'The Building of the State' model in UCD
UCD Dean of Engineering and College Principal Professor Gerry Byrne with PJ Rudden President of Engineers Ireland with replica model of Old UCD School of Engineering Merrion Street now Department of the Taoiseach.
In my view with all the foregoing expertises and marketing strengths the stage is now set for UCD Engineering to become a leading European Centre of Engineering Research and Learning. If this is achieved the College will continue to contribute significantly to 'Building the State' as it always has done in a unique way. I recall being invited by An Taoiseach Enda Kenny and UCD President Hugh Brady to celebrate 100 years of the Old UCD Engineering Building which is now the Taoiseach's Office in Government Buildings. That night last July there was a lot to celebrate not least 'The Building of the State' a parallel process in terms of the new emerging state in the 1920s and 1930s building it's strength economically from the Shannon hydroelectric scheme, rural electrification and the setting up of Aer Lingus, the Irish Sugar Company and Bord na Mona together with the Irish engineering graduates who populated these new state companies (from all colleges in Ireland and some from abroad.)

We are now in a new era and new challenges face us as a nation to rebuild our economy and our place in the world.
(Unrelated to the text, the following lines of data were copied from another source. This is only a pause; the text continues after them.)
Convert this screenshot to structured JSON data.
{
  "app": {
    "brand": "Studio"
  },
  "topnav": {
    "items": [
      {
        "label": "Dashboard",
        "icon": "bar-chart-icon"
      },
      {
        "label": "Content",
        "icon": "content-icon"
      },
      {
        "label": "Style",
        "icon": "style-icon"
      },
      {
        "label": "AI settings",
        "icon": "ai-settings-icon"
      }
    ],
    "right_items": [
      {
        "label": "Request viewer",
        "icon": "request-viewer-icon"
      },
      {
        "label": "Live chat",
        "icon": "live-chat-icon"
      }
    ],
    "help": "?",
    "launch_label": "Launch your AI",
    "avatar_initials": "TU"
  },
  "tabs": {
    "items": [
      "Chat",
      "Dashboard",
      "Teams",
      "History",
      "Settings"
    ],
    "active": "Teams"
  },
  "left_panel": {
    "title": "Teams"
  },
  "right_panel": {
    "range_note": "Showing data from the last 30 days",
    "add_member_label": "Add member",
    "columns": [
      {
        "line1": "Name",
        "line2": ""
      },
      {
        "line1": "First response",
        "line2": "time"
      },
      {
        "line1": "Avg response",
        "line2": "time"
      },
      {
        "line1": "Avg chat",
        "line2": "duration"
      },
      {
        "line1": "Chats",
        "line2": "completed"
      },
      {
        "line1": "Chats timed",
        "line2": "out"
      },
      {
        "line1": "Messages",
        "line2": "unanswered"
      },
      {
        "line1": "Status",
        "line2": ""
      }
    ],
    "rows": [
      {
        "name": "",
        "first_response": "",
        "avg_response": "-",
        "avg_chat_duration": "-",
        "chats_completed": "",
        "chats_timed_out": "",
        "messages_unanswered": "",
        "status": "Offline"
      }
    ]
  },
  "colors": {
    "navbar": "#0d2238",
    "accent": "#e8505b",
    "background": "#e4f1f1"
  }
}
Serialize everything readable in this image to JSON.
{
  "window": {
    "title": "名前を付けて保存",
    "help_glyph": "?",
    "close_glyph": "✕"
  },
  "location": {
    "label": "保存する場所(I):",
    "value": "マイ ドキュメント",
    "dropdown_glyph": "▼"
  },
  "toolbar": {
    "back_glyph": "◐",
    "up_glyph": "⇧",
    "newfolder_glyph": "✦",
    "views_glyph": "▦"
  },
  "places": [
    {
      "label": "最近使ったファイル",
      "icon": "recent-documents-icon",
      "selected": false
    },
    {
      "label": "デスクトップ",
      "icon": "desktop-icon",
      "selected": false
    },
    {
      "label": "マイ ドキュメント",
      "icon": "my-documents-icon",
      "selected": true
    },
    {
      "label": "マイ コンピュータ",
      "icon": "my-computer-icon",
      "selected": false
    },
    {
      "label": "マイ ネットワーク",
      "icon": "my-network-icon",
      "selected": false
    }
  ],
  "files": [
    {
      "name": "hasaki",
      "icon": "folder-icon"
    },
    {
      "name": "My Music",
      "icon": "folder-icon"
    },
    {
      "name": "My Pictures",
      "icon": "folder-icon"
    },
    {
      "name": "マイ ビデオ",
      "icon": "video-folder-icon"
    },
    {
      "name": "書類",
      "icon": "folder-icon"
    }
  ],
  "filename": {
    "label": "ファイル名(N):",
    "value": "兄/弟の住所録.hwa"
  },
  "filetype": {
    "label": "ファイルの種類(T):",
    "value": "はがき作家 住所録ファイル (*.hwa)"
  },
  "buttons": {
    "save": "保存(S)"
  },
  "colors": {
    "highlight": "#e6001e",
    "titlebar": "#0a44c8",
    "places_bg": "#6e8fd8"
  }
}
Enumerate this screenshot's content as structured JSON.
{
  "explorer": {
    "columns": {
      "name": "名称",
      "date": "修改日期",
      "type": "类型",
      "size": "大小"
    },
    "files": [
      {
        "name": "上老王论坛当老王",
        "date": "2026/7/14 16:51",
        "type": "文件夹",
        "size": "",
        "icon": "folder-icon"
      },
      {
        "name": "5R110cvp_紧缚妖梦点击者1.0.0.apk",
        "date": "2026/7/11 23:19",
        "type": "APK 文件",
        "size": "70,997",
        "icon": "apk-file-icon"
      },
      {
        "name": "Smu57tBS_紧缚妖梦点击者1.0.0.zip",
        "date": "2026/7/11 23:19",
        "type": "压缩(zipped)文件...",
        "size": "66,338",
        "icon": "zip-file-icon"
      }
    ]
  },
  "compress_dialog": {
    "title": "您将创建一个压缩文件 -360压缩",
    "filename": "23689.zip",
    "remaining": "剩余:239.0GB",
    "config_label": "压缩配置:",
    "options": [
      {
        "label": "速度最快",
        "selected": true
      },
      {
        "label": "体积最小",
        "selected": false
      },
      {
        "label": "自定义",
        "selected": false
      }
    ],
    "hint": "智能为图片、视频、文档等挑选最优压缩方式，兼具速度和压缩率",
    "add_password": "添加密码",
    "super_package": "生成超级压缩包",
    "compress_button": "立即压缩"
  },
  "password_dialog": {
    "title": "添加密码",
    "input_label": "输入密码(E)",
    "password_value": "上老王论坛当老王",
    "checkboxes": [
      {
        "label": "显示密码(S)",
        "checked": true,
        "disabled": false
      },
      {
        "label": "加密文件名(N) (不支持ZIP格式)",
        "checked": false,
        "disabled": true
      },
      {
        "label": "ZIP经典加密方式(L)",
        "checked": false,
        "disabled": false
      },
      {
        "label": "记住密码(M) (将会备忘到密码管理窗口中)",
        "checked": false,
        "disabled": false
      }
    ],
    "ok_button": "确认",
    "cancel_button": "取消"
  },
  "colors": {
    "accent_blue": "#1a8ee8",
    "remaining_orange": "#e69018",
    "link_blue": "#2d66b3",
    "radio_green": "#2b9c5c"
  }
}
The Engineering profession in Ireland is already leading that recovery in commercialisation of Mathematics and Science into products for export in terms of computing, pharma, biomedical and manufacturing products and services.